● WORK INSTRUCTIONS:
Reproduce the listing verbatim.

● PROVIDED RECORDS:
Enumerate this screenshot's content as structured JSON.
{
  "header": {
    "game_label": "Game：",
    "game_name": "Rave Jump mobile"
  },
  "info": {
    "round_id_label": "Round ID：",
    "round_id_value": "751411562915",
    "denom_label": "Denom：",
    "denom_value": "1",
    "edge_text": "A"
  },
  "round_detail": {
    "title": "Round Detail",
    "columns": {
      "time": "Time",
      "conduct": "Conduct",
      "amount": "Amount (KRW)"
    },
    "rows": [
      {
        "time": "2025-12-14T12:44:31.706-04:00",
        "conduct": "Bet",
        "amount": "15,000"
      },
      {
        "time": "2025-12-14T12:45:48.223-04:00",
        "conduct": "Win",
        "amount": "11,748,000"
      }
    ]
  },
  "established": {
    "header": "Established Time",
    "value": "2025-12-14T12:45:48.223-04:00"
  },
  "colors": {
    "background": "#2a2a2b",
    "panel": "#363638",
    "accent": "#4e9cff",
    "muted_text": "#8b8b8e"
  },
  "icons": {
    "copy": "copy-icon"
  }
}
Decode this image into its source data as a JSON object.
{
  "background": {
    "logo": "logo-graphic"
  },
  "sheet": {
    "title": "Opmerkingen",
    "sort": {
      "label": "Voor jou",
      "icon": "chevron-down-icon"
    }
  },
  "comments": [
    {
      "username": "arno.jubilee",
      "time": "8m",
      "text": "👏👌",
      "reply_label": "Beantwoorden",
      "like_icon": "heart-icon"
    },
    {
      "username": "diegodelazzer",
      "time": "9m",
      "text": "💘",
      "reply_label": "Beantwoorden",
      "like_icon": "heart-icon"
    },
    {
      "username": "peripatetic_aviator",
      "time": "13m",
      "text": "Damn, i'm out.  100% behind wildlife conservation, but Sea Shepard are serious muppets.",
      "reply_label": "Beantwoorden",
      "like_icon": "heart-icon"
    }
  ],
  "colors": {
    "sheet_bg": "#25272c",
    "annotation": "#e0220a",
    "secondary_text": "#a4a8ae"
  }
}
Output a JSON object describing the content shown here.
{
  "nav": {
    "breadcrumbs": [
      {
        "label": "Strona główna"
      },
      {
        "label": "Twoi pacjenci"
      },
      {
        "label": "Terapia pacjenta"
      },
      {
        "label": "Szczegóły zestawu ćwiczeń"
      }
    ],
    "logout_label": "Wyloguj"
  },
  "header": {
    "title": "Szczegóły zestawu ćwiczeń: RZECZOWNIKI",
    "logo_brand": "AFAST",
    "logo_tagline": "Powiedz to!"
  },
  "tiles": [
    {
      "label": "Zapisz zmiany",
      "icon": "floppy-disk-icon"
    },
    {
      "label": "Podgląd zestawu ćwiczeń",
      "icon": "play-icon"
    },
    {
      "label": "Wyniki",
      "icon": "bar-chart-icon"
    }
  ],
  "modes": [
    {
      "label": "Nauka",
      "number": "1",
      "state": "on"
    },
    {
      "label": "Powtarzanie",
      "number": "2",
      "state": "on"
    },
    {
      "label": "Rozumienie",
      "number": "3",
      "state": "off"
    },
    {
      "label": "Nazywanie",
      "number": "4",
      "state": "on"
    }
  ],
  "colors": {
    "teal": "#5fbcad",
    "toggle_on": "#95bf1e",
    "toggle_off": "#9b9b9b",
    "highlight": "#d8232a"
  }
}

● COMPLETED TASK:
Enumerate this screenshot's content as structured JSON.
{
  "header": {
    "game_label": "Game：",
    "game_name": "Rave Jump mobile"
  },
  "info": {
    "round_id_label": "Round ID：",
    "round_id_value": "751411562915",
    "denom_label": "Denom：",
    "denom_value": "1",
    "edge_text": "A"
  },
  "round_detail": {
    "title": "Round Detail",
    "columns": {
      "time": "Time",
      "conduct": "Conduct",
      "amount": "Amount (KRW)"
    },
    "rows": [
      {
        "time": "2025-12-14T12:44:31.706-04:00",
        "conduct": "Bet",
        "amount": "15,000"
      },
      {
        "time": "2025-12-14T12:45:48.223-04:00",
        "conduct": "Win",
        "amount": "11,748,000"
      }
    ]
  },
  "established": {
    "header": "Established Time",
    "value": "2025-12-14T12:45:48.223-04:00"
  },
  "colors": {
    "background": "#2a2a2b",
    "panel": "#363638",
    "accent": "#4e9cff",
    "muted_text": "#8b8b8e"
  },
  "icons": {
    "copy": "copy-icon"
  }
}
Decode this image into its source data as a JSON object.
{
  "background": {
    "logo": "logo-graphic"
  },
  "sheet": {
    "title": "Opmerkingen",
    "sort": {
      "label": "Voor jou",
      "icon": "chevron-down-icon"
    }
  },
  "comments": [
    {
      "username": "arno.jubilee",
      "time": "8m",
      "text": "👏👌",
      "reply_label": "Beantwoorden",
      "like_icon": "heart-icon"
    },
    {
      "username": "diegodelazzer",
      "time": "9m",
      "text": "💘",
      "reply_label": "Beantwoorden",
      "like_icon": "heart-icon"
    },
    {
      "username": "peripatetic_aviator",
      "time": "13m",
      "text": "Damn, i'm out.  100% behind wildlife conservation, but Sea Shepard are serious muppets.",
      "reply_label": "Beantwoorden",
      "like_icon": "heart-icon"
    }
  ],
  "colors": {
    "sheet_bg": "#25272c",
    "annotation": "#e0220a",
    "secondary_text": "#a4a8ae"
  }
}
Output a JSON object describing the content shown here.
{
  "nav": {
    "breadcrumbs": [
      {
        "label": "Strona główna"
      },
      {
        "label": "Twoi pacjenci"
      },
      {
        "label": "Terapia pacjenta"
      },
      {
        "label": "Szczegóły zestawu ćwiczeń"
      }
    ],
    "logout_label": "Wyloguj"
  },
  "header": {
    "title": "Szczegóły zestawu ćwiczeń: RZECZOWNIKI",
    "logo_brand": "AFAST",
    "logo_tagline": "Powiedz to!"
  },
  "tiles": [
    {
      "label": "Zapisz zmiany",
      "icon": "floppy-disk-icon"
    },
    {
      "label": "Podgląd zestawu ćwiczeń",
      "icon": "play-icon"
    },
    {
      "label": "Wyniki",
      "icon": "bar-chart-icon"
    }
  ],
  "modes": [
    {
      "label": "Nauka",
      "number": "1",
      "state": "on"
    },
    {
      "label": "Powtarzanie",
      "number": "2",
      "state": "on"
    },
    {
      "label": "Rozumienie",
      "number": "3",
      "state": "off"
    },
    {
      "label": "Nazywanie",
      "number": "4",
      "state": "on"
    }
  ],
  "colors": {
    "teal": "#5fbcad",
    "toggle_on": "#95bf1e",
    "toggle_off": "#9b9b9b",
    "highlight": "#d8232a"
  }
}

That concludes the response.